Mar 15, 2010

Camp Concentration by Thomas M. Disch


Camp Concentration

Even thought it was published in the late 60s, this one felt very old school to me. The journal format, the paranoia specifically of a wartime government, even the "voice" all felt very 1984 or Kallocaine to me. Which worked in its favor. I could excuse some stilted description as a stylistic choice, I feel like, rather than sketchy writing.

But I guess "sketchy" really is the word I want to use here. The characters felt like a sketch (especially the one woman). The science - and I use that term loosely - wasn't given any details. The end seemed a little tacked on, barely fleshed.

That being said, not a bad read. It wasn't meant to be realistic, more of an thought exercise. How much are we willing to give up for intellect? How important is it? Health, taste, skill, life? Do they even attain intellect, or just speed? No answers given, but isn't that true of most dystopian literature?

4 comments:

B.E. Earl said...

This is a book that I started and never finished. Just couldn't get into it. I liked The Genocides much more.

downtown guy said...

It never really picked up and got rolling, but it carried me through okay. Daybreakers, on the other hand, is slow going.

WalkerP said...

Yeah, I think "sketchy" is not a bad term to use. It feels kind of like it was written as a play, with a minimalist set and just a couple of characters talking. It definitely lacked the momentum and visual intensity of The Genocides. Nevertheless, a very interesting book, especially for its time.

downtown guy said...

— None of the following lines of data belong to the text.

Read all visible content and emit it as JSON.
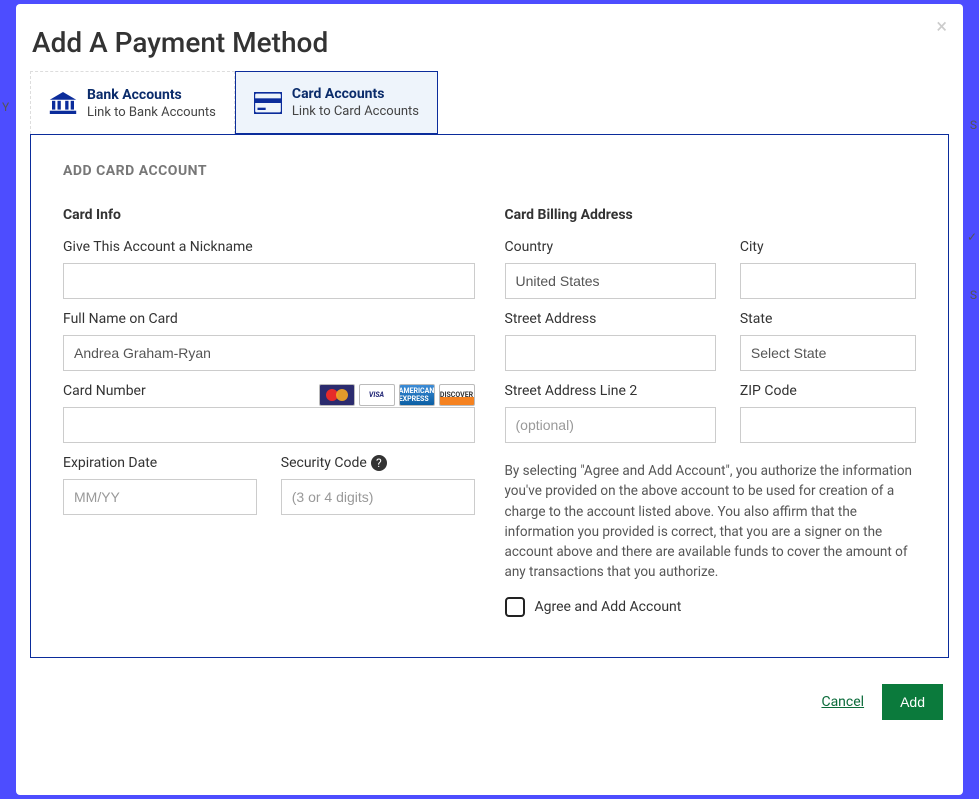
{
  "modal": {
    "title": "Add A Payment Method"
  },
  "tabs": {
    "bank": {
      "title": "Bank Accounts",
      "subtitle": "Link to Bank Accounts"
    },
    "card": {
      "title": "Card Accounts",
      "subtitle": "Link to Card Accounts"
    }
  },
  "section": {
    "title": "ADD CARD ACCOUNT"
  },
  "cardInfo": {
    "header": "Card Info",
    "nickname": {
      "label": "Give This Account a Nickname",
      "value": ""
    },
    "fullName": {
      "label": "Full Name on Card",
      "value": "Andrea Graham-Ryan"
    },
    "cardNumber": {
      "label": "Card Number",
      "value": ""
    },
    "brands": {
      "mc": "MasterCard",
      "visa": "VISA",
      "amex": "AMERICAN EXPRESS",
      "disc": "DISCOVER"
    },
    "expiration": {
      "label": "Expiration Date",
      "placeholder": "MM/YY",
      "value": ""
    },
    "security": {
      "label": "Security Code",
      "placeholder": "(3 or 4 digits)",
      "value": ""
    }
  },
  "billing": {
    "header": "Card Billing Address",
    "country": {
      "label": "Country",
      "selected": "United States"
    },
    "city": {
      "label": "City",
      "value": ""
    },
    "street1": {
      "label": "Street Address",
      "value": ""
    },
    "state": {
      "label": "State",
      "selected": "Select State"
    },
    "street2": {
      "label": "Street Address Line 2",
      "placeholder": "(optional)",
      "value": ""
    },
    "zip": {
      "label": "ZIP Code",
      "value": ""
    }
  },
  "legal": {
    "text": "By selecting \"Agree and Add Account\", you authorize the information you've provided on the above account to be used for creation of a charge to the account listed above. You also affirm that the information you provided is correct, that you are a signer on the account above and there are available funds to cover the amount of any transactions that you authorize.",
    "checkboxLabel": "Agree and Add Account"
  },
  "footer": {
    "cancel": "Cancel",
    "add": "Add"
  }
}
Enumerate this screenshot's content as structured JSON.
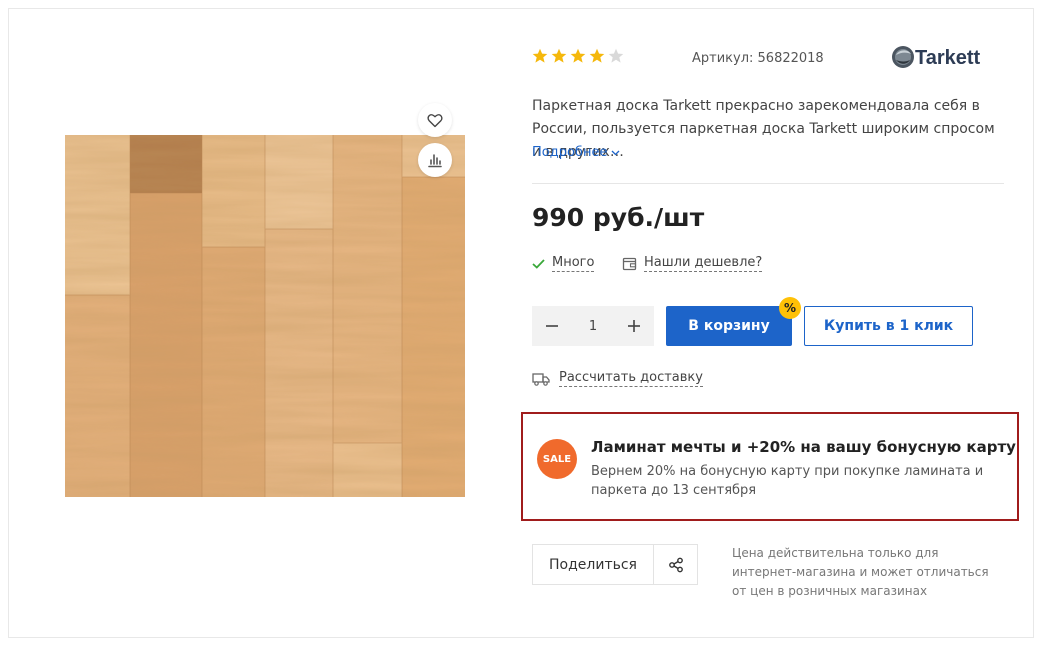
{
  "product": {
    "rating": 4,
    "rating_max": 5,
    "sku_text": "Артикул: 56822018",
    "brand_logo_text": "Tarkett",
    "description": "Паркетная доска Tarkett прекрасно зарекомендовала себя в России, пользуется паркетная доска Tarkett широким спросом и в других…",
    "more_label": "Подробнее",
    "price": "990 руб./шт",
    "stock_label": "Много",
    "cheaper_label": "Нашли дешевле?"
  },
  "purchase": {
    "quantity": "1",
    "cart_label": "В корзину",
    "badge_label": "%",
    "one_click_label": "Купить в 1 клик",
    "delivery_label": "Рассчитать доставку"
  },
  "promo": {
    "badge": "SALE",
    "title": "Ламинат мечты и +20% на вашу бонусную карту",
    "text": "Вернем 20% на бонусную карту при покупке ламината и паркета до 13 сентября"
  },
  "share": {
    "label": "Поделиться"
  },
  "note": "Цена действительна только для интернет-магазина и может отличаться от цен в розничных магазинах",
  "colors": {
    "accent": "#1d64c9",
    "star_filled": "#f5b80c",
    "star_empty": "#d9d9d9",
    "promo_border": "#a01c1c",
    "sale_badge": "#f06a2c",
    "percent_badge": "#ffc107"
  },
  "icons": {
    "favorite": "heart-icon",
    "compare": "chart-bars-icon",
    "stock": "check-icon",
    "cheaper": "wallet-icon",
    "delivery": "truck-icon",
    "share": "share-icon",
    "more": "chevron-down-icon"
  }
}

That's a good comparison that didn't occur to me. But should have, really, with as many performances are included in the book. It does feel like the first draft of a script, in ways.